There are dozens of methods to make a decent coffee, but I'm going to concentrate on one method: drip coffee. This is the process used by American coffee machines.
Buy a decent pot. While there are numerous features to consider, make sure the machine is powerful enough to brew with boiling water. A decent pot will be at least $40, but the quality of your brew will be well worth it. If you don't want to splurge on a good coffee maker, a single-cup coffee filter will work fine. You can pick one of these up at your grocery store for about $5.
Whole beans are able to retain their own flavor while picking up less flavor from things around them than ground coffees. Grind your beans at least once a week; grinding before each pot would be even better. Coffee beans run through a burr grinder will have a better consistency, but most of them get gummed up by the oils that coat flavored coffees. If you drink these, buy a simple blade model.
Getting the right flavor is a matter of extracting the right amount of compounds from the beans. Most manufacturers will recommend one teaspoon per cup, but your mileage may vary. If your coffee tastes bitter, you're extracting too much and need to use more coffee. If it tastes flat, you're extracting too little and need to use less coffee.

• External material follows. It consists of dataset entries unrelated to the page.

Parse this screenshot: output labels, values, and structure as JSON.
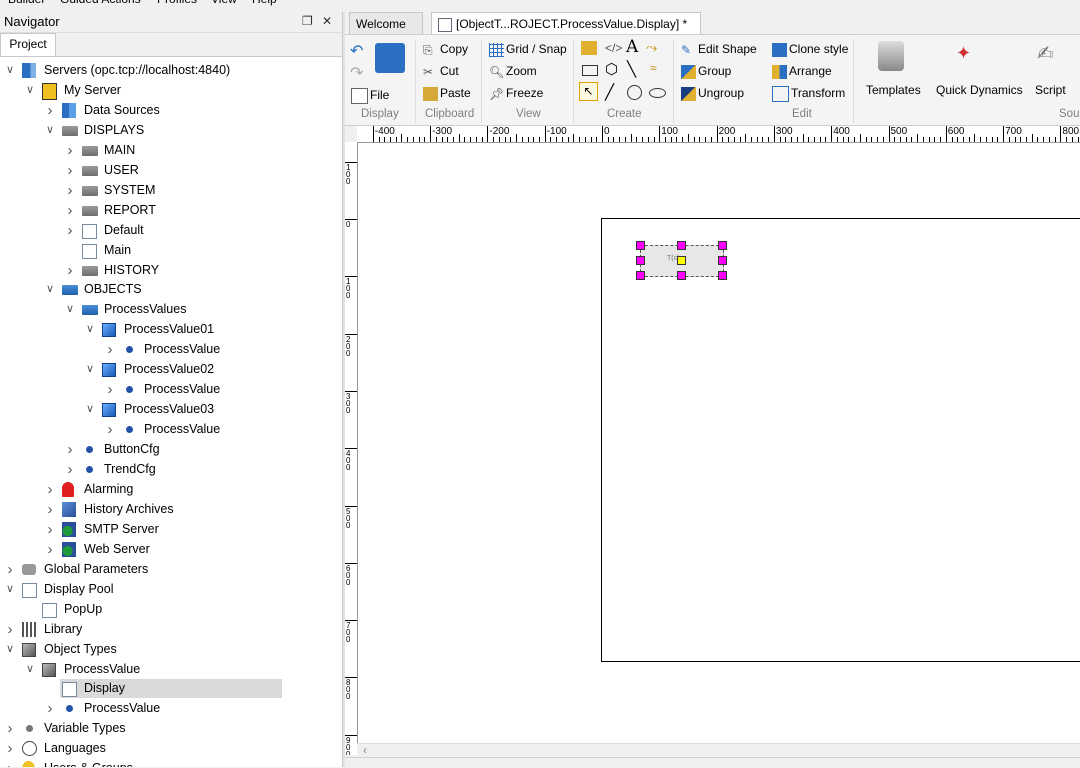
{
  "menu": [
    "Builder",
    "Guided Actions",
    "Profiles",
    "View",
    "Help"
  ],
  "navigator": {
    "title": "Navigator",
    "tab": "Project",
    "tree": [
      {
        "label": "Servers (opc.tcp://localhost:4840)",
        "icon": "server-icon",
        "depth": 0,
        "chevron": "down"
      },
      {
        "label": "My Server",
        "icon": "my-server-icon",
        "depth": 1,
        "chevron": "down"
      },
      {
        "label": "Data Sources",
        "icon": "data-sources-icon",
        "depth": 2,
        "chevron": "right"
      },
      {
        "label": "DISPLAYS",
        "icon": "folder-icon",
        "depth": 2,
        "chevron": "down"
      },
      {
        "label": "MAIN",
        "icon": "folder-icon",
        "depth": 3,
        "chevron": "right"
      },
      {
        "label": "USER",
        "icon": "folder-icon",
        "depth": 3,
        "chevron": "right"
      },
      {
        "label": "SYSTEM",
        "icon": "folder-icon",
        "depth": 3,
        "chevron": "right"
      },
      {
        "label": "REPORT",
        "icon": "folder-icon",
        "depth": 3,
        "chevron": "right"
      },
      {
        "label": "Default",
        "icon": "display-icon",
        "depth": 3,
        "chevron": "right"
      },
      {
        "label": "Main",
        "icon": "display-icon",
        "depth": 3,
        "chevron": ""
      },
      {
        "label": "HISTORY",
        "icon": "folder-icon",
        "depth": 3,
        "chevron": "right"
      },
      {
        "label": "OBJECTS",
        "icon": "folder-blue-icon",
        "depth": 2,
        "chevron": "down"
      },
      {
        "label": "ProcessValues",
        "icon": "folder-blue-icon",
        "depth": 3,
        "chevron": "down"
      },
      {
        "label": "ProcessValue01",
        "icon": "cube-icon",
        "depth": 4,
        "chevron": "down"
      },
      {
        "label": "ProcessValue",
        "icon": "dot-icon",
        "depth": 5,
        "chevron": "right"
      },
      {
        "label": "ProcessValue02",
        "icon": "cube-icon",
        "depth": 4,
        "chevron": "down"
      },
      {
        "label": "ProcessValue",
        "icon": "dot-icon",
        "depth": 5,
        "chevron": "right"
      },
      {
        "label": "ProcessValue03",
        "icon": "cube-icon",
        "depth": 4,
        "chevron": "down"
      },
      {
        "label": "ProcessValue",
        "icon": "dot-icon",
        "depth": 5,
        "chevron": "right"
      },
      {
        "label": "ButtonCfg",
        "icon": "dot-icon",
        "depth": 3,
        "chevron": "right"
      },
      {
        "label": "TrendCfg",
        "icon": "dot-icon",
        "depth": 3,
        "chevron": "right"
      },
      {
        "label": "Alarming",
        "icon": "alarm-icon",
        "depth": 2,
        "chevron": "right"
      },
      {
        "label": "History Archives",
        "icon": "book-icon",
        "depth": 2,
        "chevron": "right"
      },
      {
        "label": "SMTP Server",
        "icon": "smtp-icon",
        "depth": 2,
        "chevron": "right"
      },
      {
        "label": "Web Server",
        "icon": "web-icon",
        "depth": 2,
        "chevron": "right"
      },
      {
        "label": "Global Parameters",
        "icon": "camera-icon",
        "depth": 0,
        "chevron": "right"
      },
      {
        "label": "Display Pool",
        "icon": "display-pool-icon",
        "depth": 0,
        "chevron": "down"
      },
      {
        "label": "PopUp",
        "icon": "display-icon",
        "depth": 1,
        "chevron": ""
      },
      {
        "label": "Library",
        "icon": "library-icon",
        "depth": 0,
        "chevron": "right"
      },
      {
        "label": "Object Types",
        "icon": "cube-gray-icon",
        "depth": 0,
        "chevron": "down"
      },
      {
        "label": "ProcessValue",
        "icon": "cube-gray-icon",
        "depth": 1,
        "chevron": "down"
      },
      {
        "label": "Display",
        "icon": "display-icon",
        "depth": 2,
        "chevron": "",
        "selected": true
      },
      {
        "label": "ProcessValue",
        "icon": "dot-icon",
        "depth": 2,
        "chevron": "right"
      },
      {
        "label": "Variable Types",
        "icon": "dot-gray-icon",
        "depth": 0,
        "chevron": "right"
      },
      {
        "label": "Languages",
        "icon": "language-icon",
        "depth": 0,
        "chevron": "right"
      },
      {
        "label": "Users & Groups",
        "icon": "user-icon",
        "depth": 0,
        "chevron": "right"
      }
    ]
  },
  "editor": {
    "tabs": [
      {
        "label": "Welcome",
        "active": false
      },
      {
        "label": "[ObjectT...ROJECT.ProcessValue.Display] *",
        "active": true
      }
    ],
    "ribbon": {
      "display": {
        "file": "File",
        "group": "Display"
      },
      "clipboard": {
        "copy": "Copy",
        "cut": "Cut",
        "paste": "Paste",
        "group": "Clipboard"
      },
      "view": {
        "grid": "Grid / Snap",
        "zoom": "Zoom",
        "freeze": "Freeze",
        "group": "View"
      },
      "create": {
        "group": "Create"
      },
      "edit": {
        "edit_shape": "Edit Shape",
        "group_btn": "Group",
        "ungroup": "Ungroup",
        "clone": "Clone style",
        "arrange": "Arrange",
        "transform": "Transform",
        "group": "Edit"
      },
      "templates": "Templates",
      "quick_dynamics": "Quick Dynamics",
      "script": "Script",
      "source_group": "Sou"
    },
    "ruler_labels": [
      "-400",
      "-300",
      "-200",
      "-100",
      "0",
      "100",
      "200",
      "300",
      "400",
      "500",
      "600",
      "700",
      "800"
    ],
    "vruler_labels": [
      "100",
      "0",
      "100",
      "200",
      "300",
      "400",
      "500",
      "600",
      "700",
      "800",
      "900"
    ],
    "canvas_object_text": "T(c)"
  }
}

Drink the coffee as soon as it's made, or turn off the machine and drink it cold. The hot plate underneath the pot will continue cooking the coffee until it ruins the flavor.
Cream and sugar should be added to the cup after pouring the coffee. Non-dairy creamer is made only to be cheap, not good. Also, it's unusually flammable.
If you are lactose intolerant, use soy milk instead. If you want the flavors that creamer comes in, use flavoring syrup.
Posted 3611 day ago